It's a risky business, mimicking celebrities to within an inch of their lives, but it's to hilarious effect and it is why RTE wants him back time and again.

When he steps into character – be that Mary Robinson, Blathnaid Ni Chofaigh or Hector O hEochagain – the Dublin-based stand-up delivers punchy, controversial material and cares little about the reaction it evokes from his subjects.


But touching on sensitive subjects is part of the charm of The Savage Eye, his satirical goldmine that has returned to television screens with a fourth installment.

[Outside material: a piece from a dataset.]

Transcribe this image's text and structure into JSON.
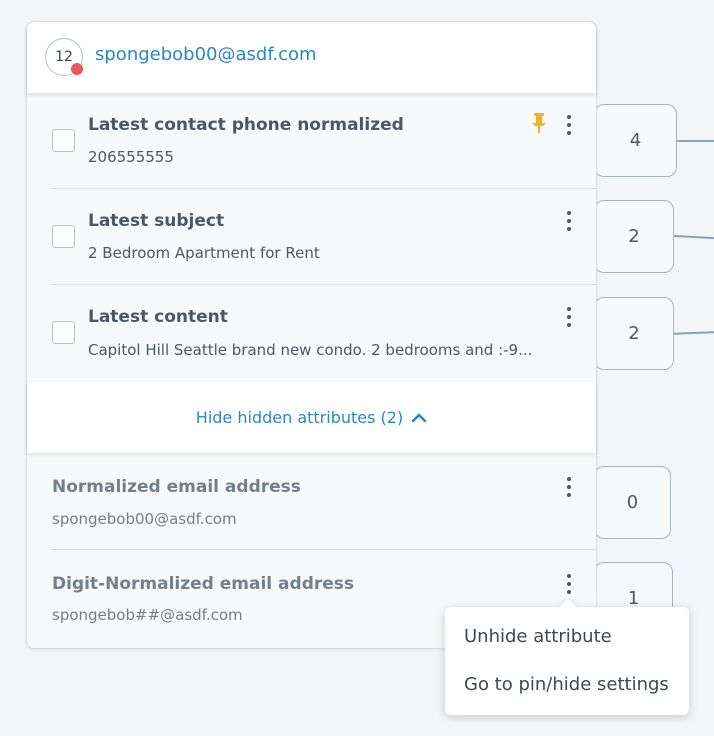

The 48-year-old will introduce new characters as well as welcoming back old ones, and while there are plenty of laughs in store, there's a lingering sense on talking to the creator that he's bored.

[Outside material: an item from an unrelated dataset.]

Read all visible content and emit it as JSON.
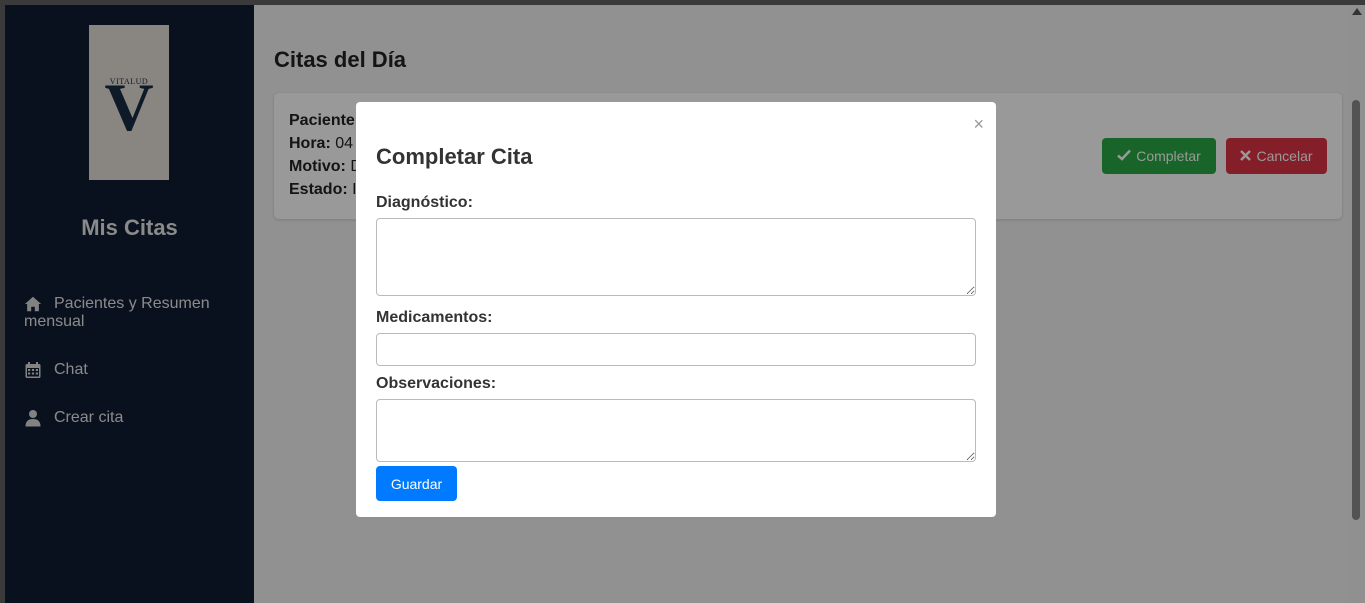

I put this to him and, unsurprisingly, he simply says it as it is.

"It's a case of thinking sometimes, 'Oh no, is this as good as it gets for me?'" he ponders. "For the first series we were very enthusiastic, then by the third I just wasn't. The fourth season I wasn't that keen to do at all – I have lost interest to a point, to tell the truth," he adds. "I'd really like to not have a show on RTE – I'd like something I make to have an audience further afield."

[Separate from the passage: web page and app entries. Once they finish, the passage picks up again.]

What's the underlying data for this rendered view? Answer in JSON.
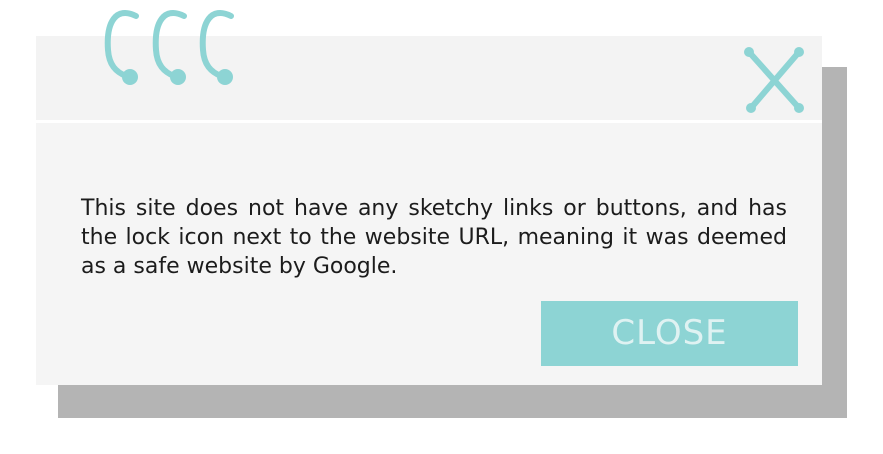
{
  "dialog": {
    "message": "This site does not have any sketchy links or buttons, and has the lock icon next to the website URL, meaning it was deemed as a safe website by Google.",
    "close_button_label": "CLOSE",
    "icons": {
      "binder_rings": "binder-rings-icon",
      "close": "close-x-icon"
    }
  },
  "colors": {
    "accent": "#8dd4d4",
    "button_text": "#dff2f2",
    "panel": "#f5f5f5",
    "shadow": "#b4b4b4",
    "text": "#1c1c1c"
  }
}
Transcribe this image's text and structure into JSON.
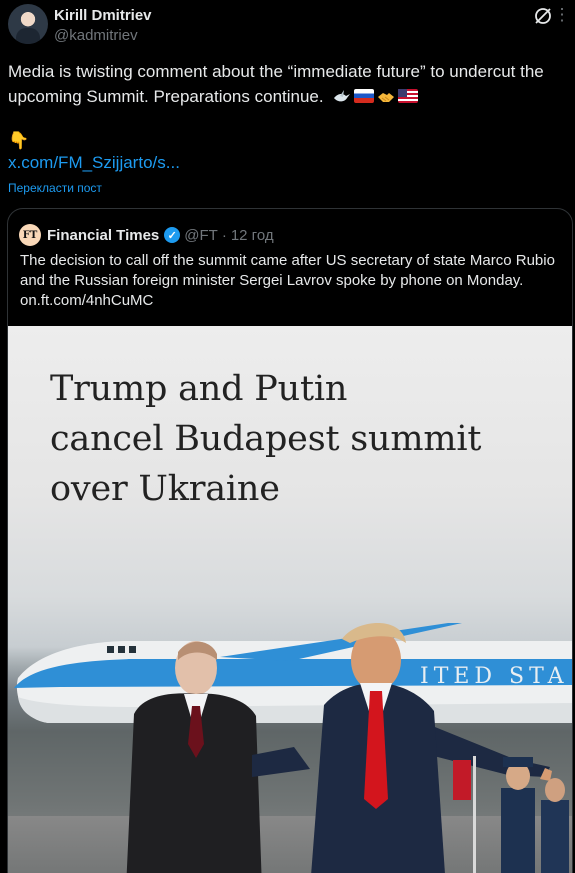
{
  "tweet": {
    "author_name": "Kirill Dmitriev",
    "author_handle": "@kadmitriev",
    "text": "Media is twisting comment about the “immediate future” to undercut the upcoming Summit. Preparations continue.",
    "pointer_emoji": "👇",
    "link": "x.com/FM_Szijjarto/s...",
    "translate_label": "Перекласти пост",
    "emojis": [
      "dove-emoji",
      "russia-flag-emoji",
      "handshake-emoji",
      "usa-flag-emoji"
    ]
  },
  "quoted": {
    "author_name": "Financial Times",
    "logo_text": "FT",
    "handle": "@FT",
    "separator": "·",
    "time": "12 год",
    "text": "The decision to call off the summit came after US secretary of state Marco Rubio and the Russian foreign minister Sergei Lavrov spoke by phone on Monday. on.ft.com/4nhCuMC",
    "image": {
      "headline_line1": "Trump and Putin",
      "headline_line2": "cancel Budapest summit",
      "headline_line3": "over Ukraine",
      "plane_text": "ITED STA"
    }
  },
  "colors": {
    "background": "#000000",
    "link": "#1d9bf0",
    "muted": "#71767b",
    "border": "#2f3336",
    "verified": "#1d9bf0"
  }
}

McSavage tells me he's keen to take on something entirely different. He's currently writing the script for his next project, Poor Me and the B*****ds.

"It's a pilot that will be in black and white and it's not purely a sketch show," he says. "Hopefully something will come of it."

After a part in John Michael McDonagh's movie Calvary, McSavage has also caught the acting bug.

"It's definitely something I would really love to do more of, but waiting for a good script is a pain," he says.

"The route I'll take is write a script myself and just write me into it, I'd say. I have an agent in the UK and I did an audition for Sons of Liberty recently, but didn't get it."

It's an avenue he wants to venture down further, courtesy of a few hours spent rehearsing on the Calvary set with screen veteran Brendan Gleeson, and he's not fussed about failing in auditions.

"Brendan puts so much work into what he does and he was great to spend time with," he says.

"His approach was very revealing. He was talking about the character like a private investigator and really trying to get to the bottom of who he was. It was very interesting to see."

Although his contribution to Calvary was small, McSavage is still reeling from the response he received from cinema-goers.

"It's unusual to have a nice, sparkly reaction from people," he says. "What must it be like for film stars? Unbelievably different to what I usually get, I imagine. It would be like being a mayor of a town or city as a big actor. Maybe it would meet a need in me."

But back to The Savage Eye. The latest series has a go at the gardai, Rihanna and Daniel Day Lewis.


Probably much to his disgust, Liveline host Joe Duffy will once again make an appearance in a sketch, this time as an "emotional vampire" who sucks the life force out of listeners.

Duffy is not a fan of McSavage's efforts, but it's water off a duck's back.

"I think Joe sees himself as some kind of moral or ethical guardian and it's self-appointed," McSavage says. "I couldn't give a f*** if he doesn't like it.

"In a way, you're paying tribute to these people when you impersonate them because you're saying they're culturally significant.

"Pat Kenny never reacted and Blathnaid Ni Chofaigh said she loved the impressions of her. Maybe I'm asking for a slap, but riling people is actual- ly not why I do it. It's earning a living, it's what I do."

When interviewing McSavage, the son of Fianna Fail TD David Andrews and a cousin of Late Late Show host Ryan Tubridy, you get the feeling that he will always try to shock you with a crass statement or contentious opinion.

You have to assume he's in character, playing some kind of role that he has devised for himself.

The writer started out as a street entertainer in Temple Bar Square. He knows his craft and he is unafraid to poke fun at what he describes as societal flaws in Ireland today.

Whether he is translating that on the small or big screen, you can be absolutely positive that his desire to tell it like it is will never abate.

For him, it's just being honest about how he perceives life going on around him.

"I'm ashamed of this country sometimes," he concludes.

The Savage Eye returns to RTE Two on Monday at 10pm.